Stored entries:
......

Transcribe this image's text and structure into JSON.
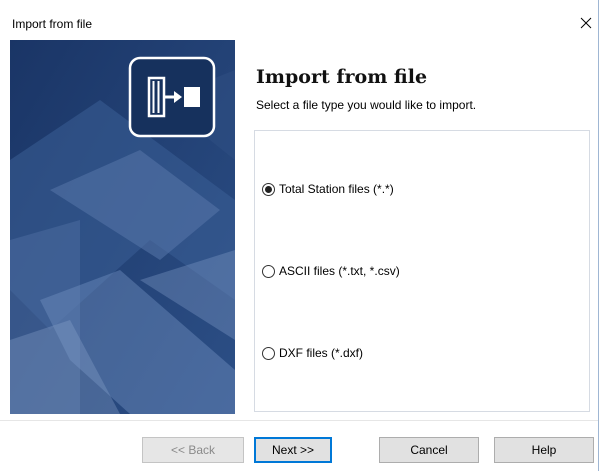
{
  "window": {
    "title": "Import from file"
  },
  "header": {
    "title": "Import from file",
    "subtitle": "Select a file type you would like to import."
  },
  "options": [
    {
      "label": "Total Station files (*.*)",
      "checked": true
    },
    {
      "label": "ASCII files (*.txt, *.csv)",
      "checked": false
    },
    {
      "label": "DXF files (*.dxf)",
      "checked": false
    }
  ],
  "buttons": {
    "back": "<< Back",
    "next": "Next >>",
    "cancel": "Cancel",
    "help": "Help"
  },
  "colors": {
    "panel_dark": "#1e3c6e",
    "panel_light": "#6f8fbf",
    "accent": "#0078d7"
  },
  "icons": {
    "close": "close-icon",
    "import": "import-file-icon"
  }
}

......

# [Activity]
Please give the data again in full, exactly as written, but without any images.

# [Task output]
Transcribe this image's text and structure into JSON.
{
  "window": {
    "title": "Import from file"
  },
  "header": {
    "title": "Import from file",
    "subtitle": "Select a file type you would like to import."
  },
  "options": [
    {
      "label": "Total Station files (*.*)",
      "checked": true
    },
    {
      "label": "ASCII files (*.txt, *.csv)",
      "checked": false
    },
    {
      "label": "DXF files (*.dxf)",
      "checked": false
    }
  ],
  "buttons": {
    "back": "<< Back",
    "next": "Next >>",
    "cancel": "Cancel",
    "help": "Help"
  },
  "colors": {
    "panel_dark": "#1e3c6e",
    "panel_light": "#6f8fbf",
    "accent": "#0078d7"
  },
  "icons": {
    "close": "close-icon",
    "import": "import-file-icon"
  }
}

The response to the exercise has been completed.